Work to be completed → All entries are to be reproduced exactly; the pictures are to be omitted.

Extracted information →
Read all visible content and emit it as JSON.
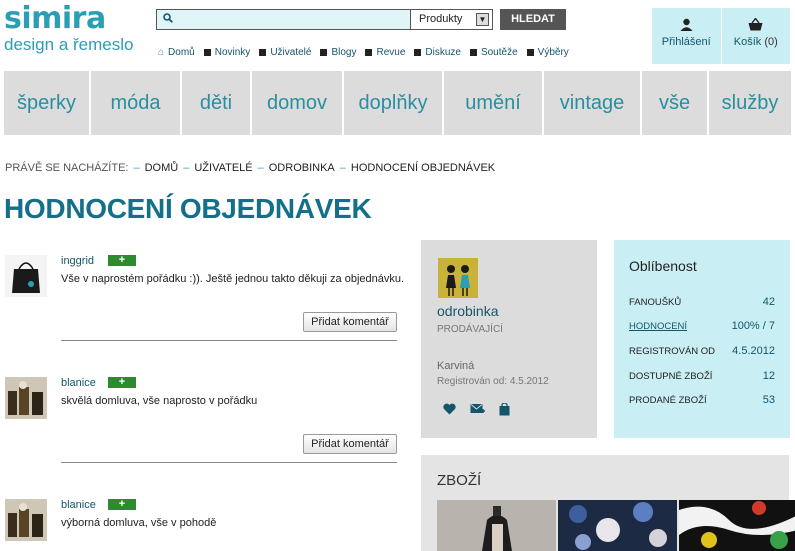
{
  "logo": {
    "line1": "simira",
    "line2": "design a řemeslo"
  },
  "search": {
    "value": "",
    "placeholder": "",
    "select": "Produkty",
    "button": "HLEDAT"
  },
  "topnav": [
    "Domů",
    "Novinky",
    "Uživatelé",
    "Blogy",
    "Revue",
    "Diskuze",
    "Soutěže",
    "Výběry"
  ],
  "user": {
    "login": "Přihlášení",
    "cart": "Košík",
    "cart_count": "(0)"
  },
  "categories": [
    "šperky",
    "móda",
    "děti",
    "domov",
    "doplňky",
    "umění",
    "vintage",
    "vše",
    "služby"
  ],
  "breadcrumb": {
    "label": "PRÁVĚ SE NACHÁZÍTE:",
    "items": [
      "DOMŮ",
      "UŽIVATELÉ",
      "ODROBINKA",
      "HODNOCENÍ OBJEDNÁVEK"
    ]
  },
  "title": "HODNOCENÍ OBJEDNÁVEK",
  "reviews": [
    {
      "user": "inggrid",
      "plus": "+",
      "text": "Vše v naprostém pořádku :)). Ještě jednou takto děkuji za objednávku.",
      "button": "Přidat komentář"
    },
    {
      "user": "blanice",
      "plus": "+",
      "text": "skvělá domluva, vše naprosto v pořádku",
      "button": "Přidat komentář"
    },
    {
      "user": "blanice",
      "plus": "+",
      "text": "výborná domluva, vše v pohodě",
      "button": ""
    }
  ],
  "seller": {
    "name": "odrobinka",
    "role": "PRODÁVAJÍCÍ",
    "city": "Karviná",
    "registered": "Registrován od: 4.5.2012"
  },
  "popularity": {
    "heading": "Oblíbenost",
    "rows": [
      {
        "key": "FANOUŠKŮ",
        "value": "42"
      },
      {
        "key": "HODNOCENÍ",
        "value": "100% / 7"
      },
      {
        "key": "REGISTROVÁN OD",
        "value": "4.5.2012"
      },
      {
        "key": "DOSTUPNÉ ZBOŽÍ",
        "value": "12"
      },
      {
        "key": "PRODANÉ ZBOŽÍ",
        "value": "53"
      }
    ]
  },
  "goods": {
    "heading": "ZBOŽÍ"
  },
  "colors": {
    "accent": "#2a9fb4",
    "link": "#14556b",
    "catbar": "#dcdcdc",
    "lightblue": "#c9eef3",
    "plus_badge": "#2e8a2e"
  }
}
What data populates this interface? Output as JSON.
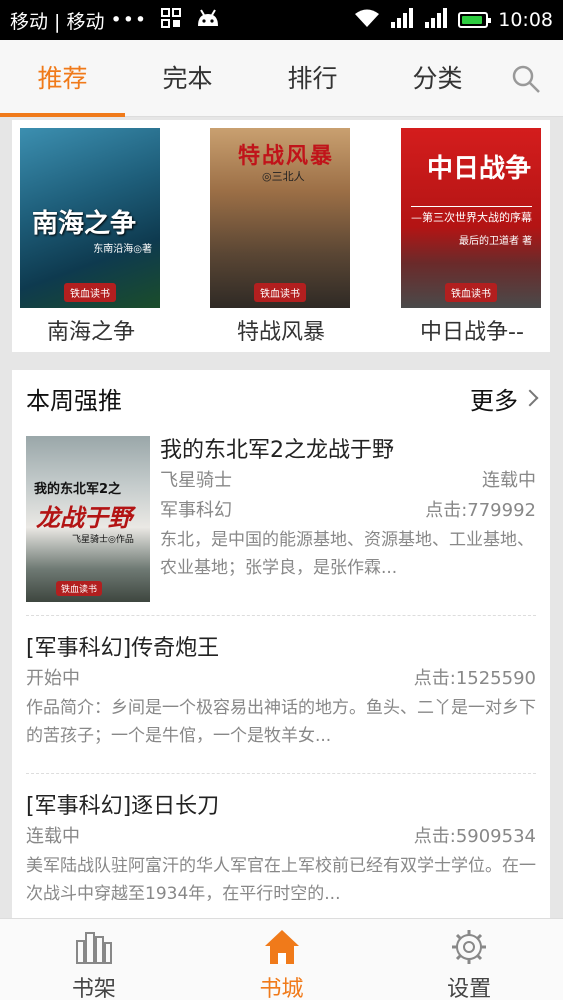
{
  "statusbar": {
    "carrier": "移动 | 移动",
    "dots": "•••",
    "time": "10:08",
    "battery_level": 0.9
  },
  "tabs": [
    {
      "label": "推荐",
      "active": true
    },
    {
      "label": "完本",
      "active": false
    },
    {
      "label": "排行",
      "active": false
    },
    {
      "label": "分类",
      "active": false
    }
  ],
  "featured": [
    {
      "name": "南海之争",
      "cover_title": "南海之争",
      "cover_author": "东南沿海◎著",
      "logo": "铁血读书"
    },
    {
      "name": "特战风暴",
      "cover_title": "特战风暴",
      "cover_author": "◎三北人",
      "logo": "铁血读书"
    },
    {
      "name": "中日战争--",
      "cover_title": "中日战争",
      "cover_sub": "—第三次世界大战的序幕",
      "cover_author": "最后的卫道者 著",
      "logo": "铁血读书"
    }
  ],
  "weekly": {
    "title": "本周强推",
    "more": "更多",
    "books": [
      {
        "title": "我的东北军2之龙战于野",
        "author": "飞星骑士",
        "status": "连载中",
        "category": "军事科幻",
        "clicks": "点击:779992",
        "desc": "东北，是中国的能源基地、资源基地、工业基地、农业基地；张学良，是张作霖...",
        "cover_line1": "我的东北军2之",
        "cover_line2": "龙战于野",
        "cover_line3": "飞星骑士◎作品",
        "logo": "铁血读书"
      },
      {
        "title": "[军事科幻]传奇炮王",
        "status": "开始中",
        "clicks": "点击:1525590",
        "desc": "作品简介：乡间是一个极容易出神话的地方。鱼头、二丫是一对乡下的苦孩子；一个是牛倌，一个是牧羊女..."
      },
      {
        "title": "[军事科幻]逐日长刀",
        "status": "连载中",
        "clicks": "点击:5909534",
        "desc": "美军陆战队驻阿富汗的华人军官在上军校前已经有双学士学位。在一次战斗中穿越至1934年，在平行时空的..."
      }
    ]
  },
  "bottomnav": [
    {
      "label": "书架",
      "icon": "bookshelf-icon",
      "active": false
    },
    {
      "label": "书城",
      "icon": "home-icon",
      "active": true
    },
    {
      "label": "设置",
      "icon": "gear-icon",
      "active": false
    }
  ],
  "colors": {
    "accent": "#f07a1a",
    "muted_text": "#888888"
  }
}
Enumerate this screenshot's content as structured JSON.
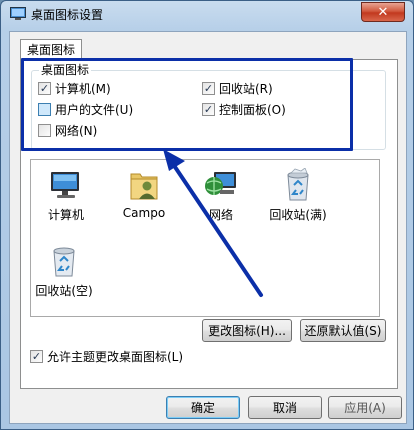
{
  "window": {
    "title": "桌面图标设置",
    "close_label": "✕"
  },
  "tab": {
    "label": "桌面图标"
  },
  "group": {
    "label": "桌面图标",
    "checkboxes": [
      {
        "label": "计算机(M)",
        "checked": true
      },
      {
        "label": "回收站(R)",
        "checked": true
      },
      {
        "label": "用户的文件(U)",
        "checked": false
      },
      {
        "label": "控制面板(O)",
        "checked": true
      },
      {
        "label": "网络(N)",
        "checked": false
      }
    ]
  },
  "icons": [
    {
      "name": "computer-icon",
      "label": "计算机"
    },
    {
      "name": "user-folder-icon",
      "label": "Campo"
    },
    {
      "name": "network-icon",
      "label": "网络"
    },
    {
      "name": "recycle-bin-full-icon",
      "label": "回收站(满)"
    },
    {
      "name": "recycle-bin-empty-icon",
      "label": "回收站(空)"
    }
  ],
  "buttons": {
    "change_icon": "更改图标(H)...",
    "restore_default": "还原默认值(S)",
    "ok": "确定",
    "cancel": "取消",
    "apply": "应用(A)"
  },
  "theme_option": {
    "label": "允许主题更改桌面图标(L)",
    "checked": true
  },
  "annotation": {
    "highlight_color": "#0b2fa8"
  }
}
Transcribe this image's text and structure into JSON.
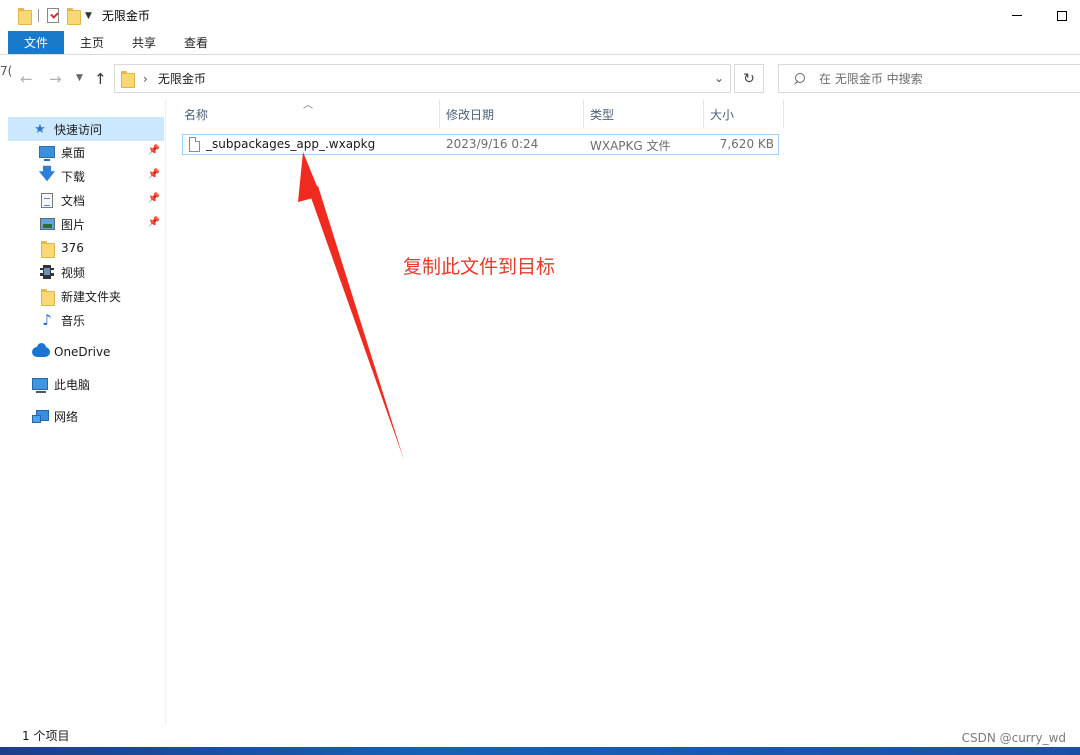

Reply →
Read all visible content and emit it as JSON.
{
  "logo": {
    "line1": "simira",
    "line2": "design a řemeslo"
  },
  "search": {
    "value": "",
    "placeholder": "",
    "select": "Produkty",
    "button": "HLEDAT"
  },
  "topnav": [
    "Domů",
    "Novinky",
    "Uživatelé",
    "Blogy",
    "Revue",
    "Diskuze",
    "Soutěže",
    "Výběry"
  ],
  "user": {
    "login": "Přihlášení",
    "cart": "Košík",
    "cart_count": "(0)"
  },
  "categories": [
    "šperky",
    "móda",
    "děti",
    "domov",
    "doplňky",
    "umění",
    "vintage",
    "vše",
    "služby"
  ],
  "breadcrumb": {
    "label": "PRÁVĚ SE NACHÁZÍTE:",
    "items": [
      "DOMŮ",
      "UŽIVATELÉ",
      "ODROBINKA",
      "HODNOCENÍ OBJEDNÁVEK"
    ]
  },
  "title": "HODNOCENÍ OBJEDNÁVEK",
  "reviews": [
    {
      "user": "inggrid",
      "plus": "+",
      "text": "Vše v naprostém pořádku :)). Ještě jednou takto děkuji za objednávku.",
      "button": "Přidat komentář"
    },
    {
      "user": "blanice",
      "plus": "+",
      "text": "skvělá domluva, vše naprosto v pořádku",
      "button": "Přidat komentář"
    },
    {
      "user": "blanice",
      "plus": "+",
      "text": "výborná domluva, vše v pohodě",
      "button": ""
    }
  ],
  "seller": {
    "name": "odrobinka",
    "role": "PRODÁVAJÍCÍ",
    "city": "Karviná",
    "registered": "Registrován od: 4.5.2012"
  },
  "popularity": {
    "heading": "Oblíbenost",
    "rows": [
      {
        "key": "FANOUŠKŮ",
        "value": "42"
      },
      {
        "key": "HODNOCENÍ",
        "value": "100% / 7"
      },
      {
        "key": "REGISTROVÁN OD",
        "value": "4.5.2012"
      },
      {
        "key": "DOSTUPNÉ ZBOŽÍ",
        "value": "12"
      },
      {
        "key": "PRODANÉ ZBOŽÍ",
        "value": "53"
      }
    ]
  },
  "goods": {
    "heading": "ZBOŽÍ"
  },
  "colors": {
    "accent": "#2a9fb4",
    "link": "#14556b",
    "catbar": "#dcdcdc",
    "lightblue": "#c9eef3",
    "plus_badge": "#2e8a2e"
  }
}
What data populates this interface? Output as JSON.
{
  "statusbar": {
    "carrier": "移动 | 移动",
    "dots": "•••",
    "time": "10:08",
    "battery_level": 0.9
  },
  "tabs": [
    {
      "label": "推荐",
      "active": true
    },
    {
      "label": "完本",
      "active": false
    },
    {
      "label": "排行",
      "active": false
    },
    {
      "label": "分类",
      "active": false
    }
  ],
  "featured": [
    {
      "name": "南海之争",
      "cover_title": "南海之争",
      "cover_author": "东南沿海◎著",
      "logo": "铁血读书"
    },
    {
      "name": "特战风暴",
      "cover_title": "特战风暴",
      "cover_author": "◎三北人",
      "logo": "铁血读书"
    },
    {
      "name": "中日战争--",
      "cover_title": "中日战争",
      "cover_sub": "—第三次世界大战的序幕",
      "cover_author": "最后的卫道者 著",
      "logo": "铁血读书"
    }
  ],
  "weekly": {
    "title": "本周强推",
    "more": "更多",
    "books": [
      {
        "title": "我的东北军2之龙战于野",
        "author": "飞星骑士",
        "status": "连载中",
        "category": "军事科幻",
        "clicks": "点击:779992",
        "desc": "东北，是中国的能源基地、资源基地、工业基地、农业基地；张学良，是张作霖...",
        "cover_line1": "我的东北军2之",
        "cover_line2": "龙战于野",
        "cover_line3": "飞星骑士◎作品",
        "logo": "铁血读书"
      },
      {
        "title": "[军事科幻]传奇炮王",
        "status": "开始中",
        "clicks": "点击:1525590",
        "desc": "作品简介：乡间是一个极容易出神话的地方。鱼头、二丫是一对乡下的苦孩子；一个是牛倌，一个是牧羊女..."
      },
      {
        "title": "[军事科幻]逐日长刀",
        "status": "连载中",
        "clicks": "点击:5909534",
        "desc": "美军陆战队驻阿富汗的华人军官在上军校前已经有双学士学位。在一次战斗中穿越至1934年，在平行时空的..."
      }
    ]
  },
  "bottomnav": [
    {
      "label": "书架",
      "icon": "bookshelf-icon",
      "active": false
    },
    {
      "label": "书城",
      "icon": "home-icon",
      "active": true
    },
    {
      "label": "设置",
      "icon": "gear-icon",
      "active": false
    }
  ],
  "colors": {
    "accent": "#f07a1a",
    "muted_text": "#888888"
  }
}
Enumerate this screenshot's content as structured JSON.
{
  "window": {
    "title": "桌面图标设置",
    "close_label": "✕"
  },
  "tab": {
    "label": "桌面图标"
  },
  "group": {
    "label": "桌面图标",
    "checkboxes": [
      {
        "label": "计算机(M)",
        "checked": true
      },
      {
        "label": "回收站(R)",
        "checked": true
      },
      {
        "label": "用户的文件(U)",
        "checked": false
      },
      {
        "label": "控制面板(O)",
        "checked": true
      },
      {
        "label": "网络(N)",
        "checked": false
      }
    ]
  },
  "icons": [
    {
      "name": "computer-icon",
      "label": "计算机"
    },
    {
      "name": "user-folder-icon",
      "label": "Campo"
    },
    {
      "name": "network-icon",
      "label": "网络"
    },
    {
      "name": "recycle-bin-full-icon",
      "label": "回收站(满)"
    },
    {
      "name": "recycle-bin-empty-icon",
      "label": "回收站(空)"
    }
  ],
  "buttons": {
    "change_icon": "更改图标(H)...",
    "restore_default": "还原默认值(S)",
    "ok": "确定",
    "cancel": "取消",
    "apply": "应用(A)"
  },
  "theme_option": {
    "label": "允许主题更改桌面图标(L)",
    "checked": true
  },
  "annotation": {
    "highlight_color": "#0b2fa8"
  }
}
Transcribe this image's text and structure into JSON.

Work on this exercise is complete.